Andrew Coffey, 20, died Nov. 3rd, 2017 during an off-campus party while pledging the FSU Chapter of Pi Kappa Phi Fraternity

The Florida attorney who was instrumental in crafting the state’s current hazing law more than a decade ago now has his sights set on making hazing deaths punishable as a felony in all 50 states.

When David Bianchi represented the family of Chad Meredith, a University of Miami student who drowned trying to swim with fraternity brother after a night of drinking, the result was what he calls the largest fraternity hazing verdict in the country. The “Meredith Law” allows for felony charges to be brought if there is death or serious injury from hazing incidents.

Now, Bianchi is looking for a repeat of what happened in Florida – but on the national level. After the death of Florida State University student and Pi Kappa Phi pledge Andrew Coffey, whose parents Bianchi represents, he says he wants a law that will have even more teeth for holding frats accountable.

“So one of the things that we want to accomplish here, is that we want to have a federal law that will apply to all 50 states, which will make hazing that causes serious personal injury or death a felony,” Bianchi said. “And also have some additional sanctions, more so than even we have in Florida.”

Bianchi and the Coffey family are in the midst of seeking a trial date for a civil lawsuit they are bringing against the fraternity’s national chapter. The 41-page suit names 15 defendants – but Bianchi says as soon as a date is nailed down, he will focus on finding sponsors for the potential legislation.

“What we’ll do on a federal level is, we will find some congressmen and a senator to co-sponsor similar legislation but even tougher. And I think we can get that passed as well, because who would be opposed to it? And hopefully we can get the president to sign it,” Bianchi said.
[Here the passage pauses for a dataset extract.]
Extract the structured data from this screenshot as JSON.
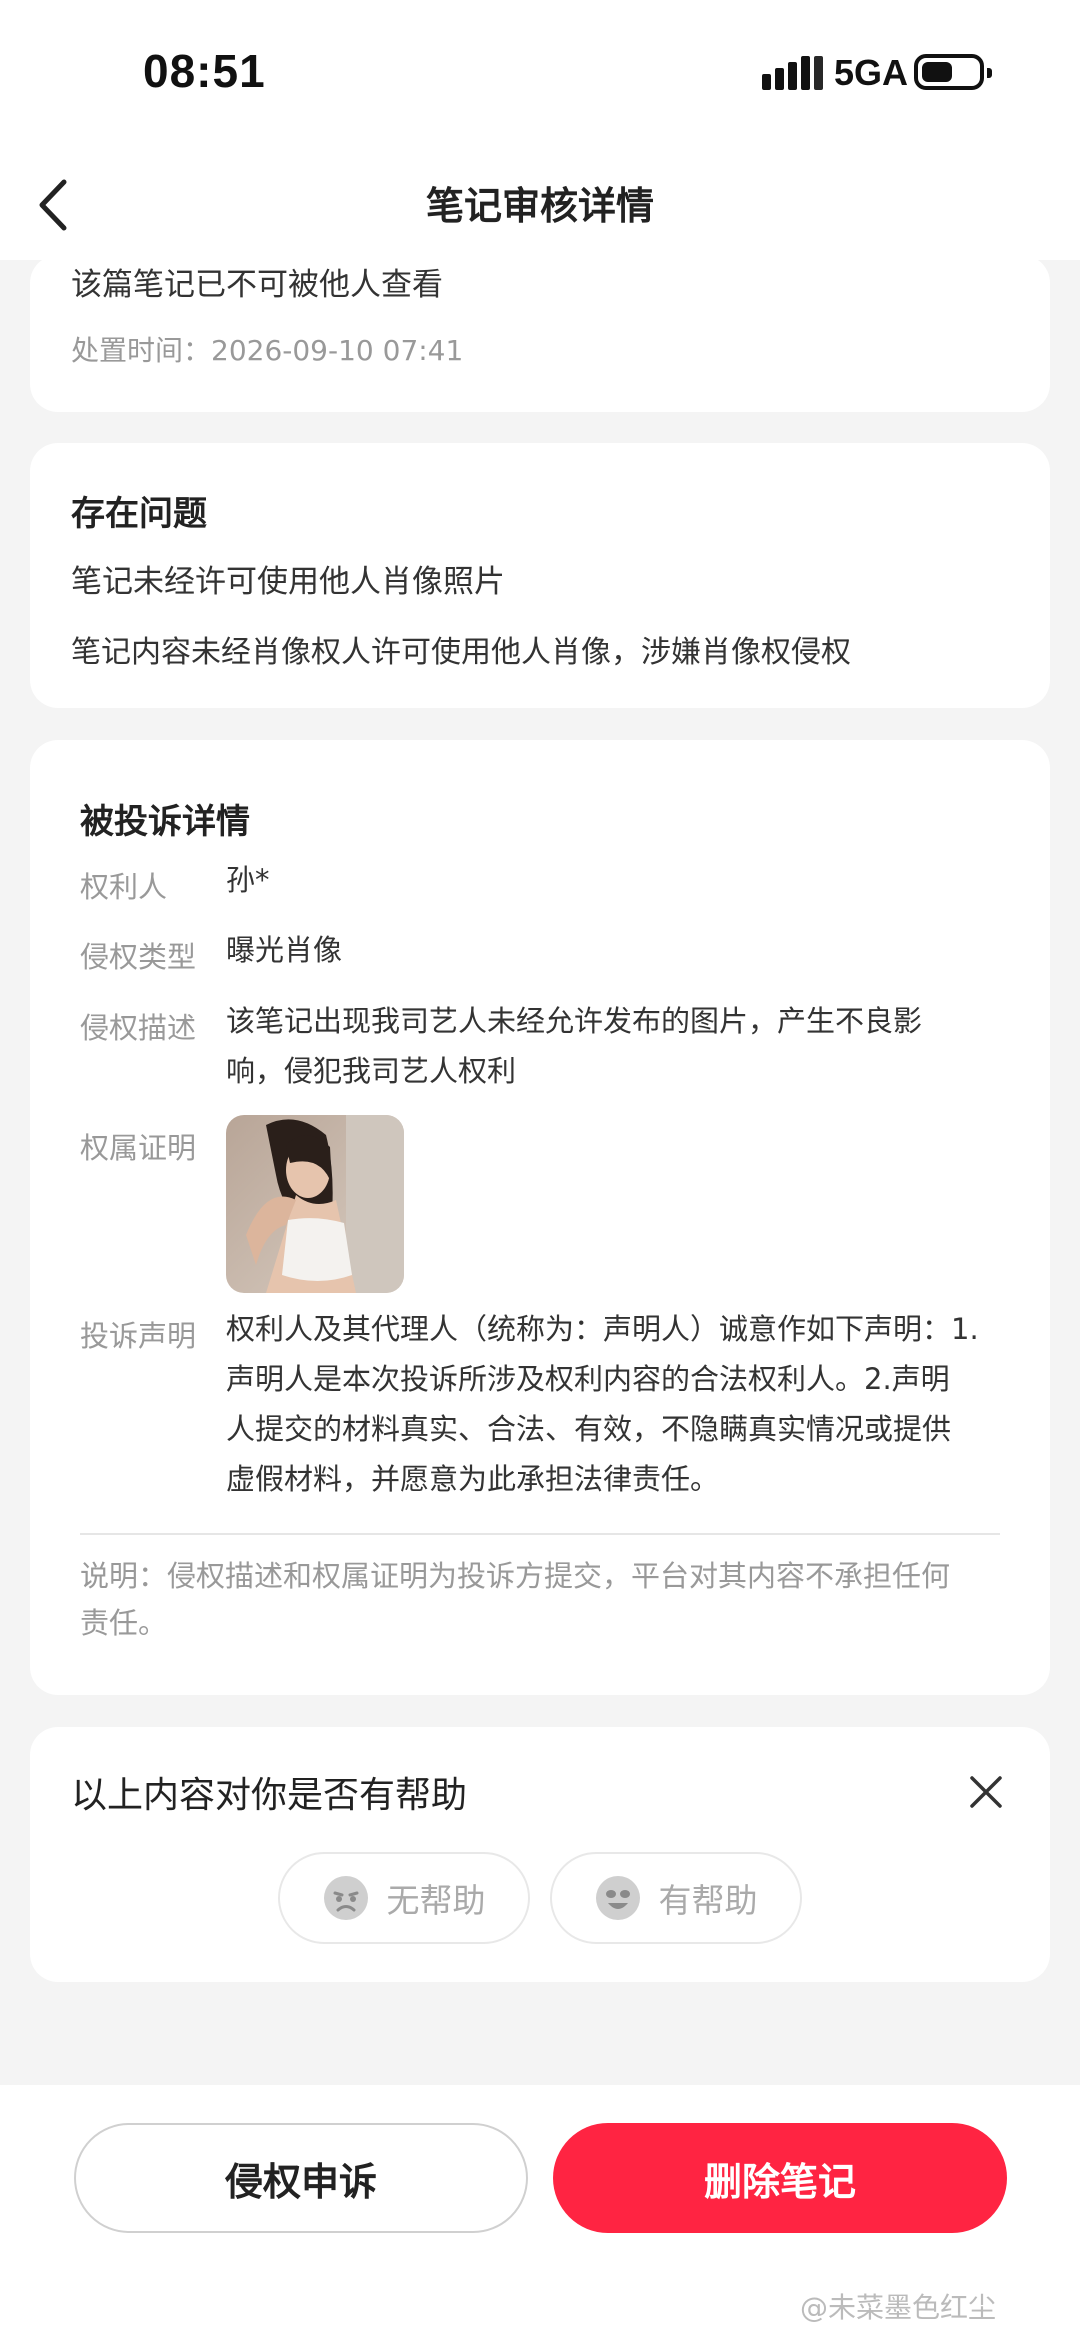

Still, Bianchi is eyeing further changes in Florida’s university system. He said he is seeking the support of FSU President John Thrasher and all other university presidents for a new, no-tolerance policy.
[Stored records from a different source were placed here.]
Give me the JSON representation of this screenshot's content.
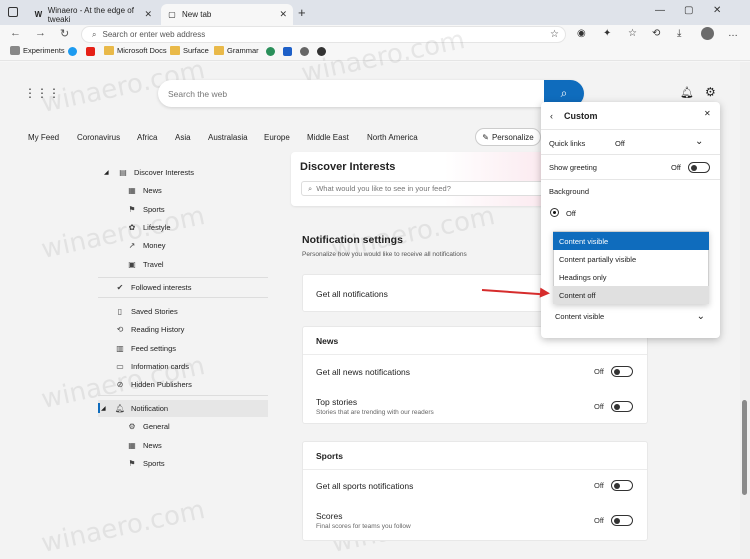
{
  "browser": {
    "tabs": [
      {
        "label": "Winaero - At the edge of tweaki",
        "favicon": "W",
        "active": false
      },
      {
        "label": "New tab",
        "favicon": "newtab-icon",
        "active": true
      }
    ],
    "address_placeholder": "Search or enter web address",
    "favorites": [
      {
        "label": "Experiments",
        "icon": "experiments-icon"
      },
      {
        "label": "",
        "icon": "twitter-icon"
      },
      {
        "label": "",
        "icon": "youtube-icon"
      },
      {
        "label": "Microsoft Docs",
        "icon": "folder-icon"
      },
      {
        "label": "Surface",
        "icon": "folder-icon"
      },
      {
        "label": "Grammar",
        "icon": "folder-icon"
      }
    ]
  },
  "search": {
    "placeholder": "Search the web"
  },
  "topics": [
    "My Feed",
    "Coronavirus",
    "Africa",
    "Asia",
    "Australasia",
    "Europe",
    "Middle East",
    "North America"
  ],
  "personalize_label": "Personalize",
  "sidebar": {
    "discover": "Discover Interests",
    "discover_items": [
      "News",
      "Sports",
      "Lifestyle",
      "Money",
      "Travel"
    ],
    "followed": "Followed interests",
    "misc": [
      "Saved Stories",
      "Reading History",
      "Feed settings",
      "Information cards",
      "Hidden Publishers"
    ],
    "notification": "Notification",
    "notification_items": [
      "General",
      "News",
      "Sports"
    ]
  },
  "main": {
    "discover_title": "Discover Interests",
    "discover_placeholder": "What would you like to see in your feed?",
    "notif_title": "Notification settings",
    "notif_sub": "Personalize how you would like to receive all notifications",
    "get_all": "Get all notifications",
    "news_head": "News",
    "news_all": "Get all news notifications",
    "top_stories": "Top stories",
    "top_stories_sub": "Stories that are trending with our readers",
    "sports_head": "Sports",
    "sports_all": "Get all sports notifications",
    "scores": "Scores",
    "scores_sub": "Final scores for teams you follow",
    "off": "Off"
  },
  "flyout": {
    "title": "Custom",
    "quick_links_label": "Quick links",
    "quick_links_value": "Off",
    "show_greeting_label": "Show greeting",
    "show_greeting_value": "Off",
    "background_label": "Background",
    "background_option_off": "Off",
    "content_options": [
      "Content visible",
      "Content partially visible",
      "Headings only",
      "Content off"
    ],
    "selected_option": "Content visible",
    "content_select_value": "Content visible"
  },
  "watermark": "winaero.com",
  "colors": {
    "accent": "#0f6cbd",
    "annotation_arrow": "#d62c2c"
  }
}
“We want to enlist the support of president Thrasher at Florida State, and we would like him to work with us to lead an effort to get colleges and universities to commit – that from this day forward, if there is a fraternity hazing event that causes serious injury or death on any campus in the country, that that fraternity chapter will be permanently banned from the campus.”


**Clarification: President Thrasher wasn't immediately available to comment on this story.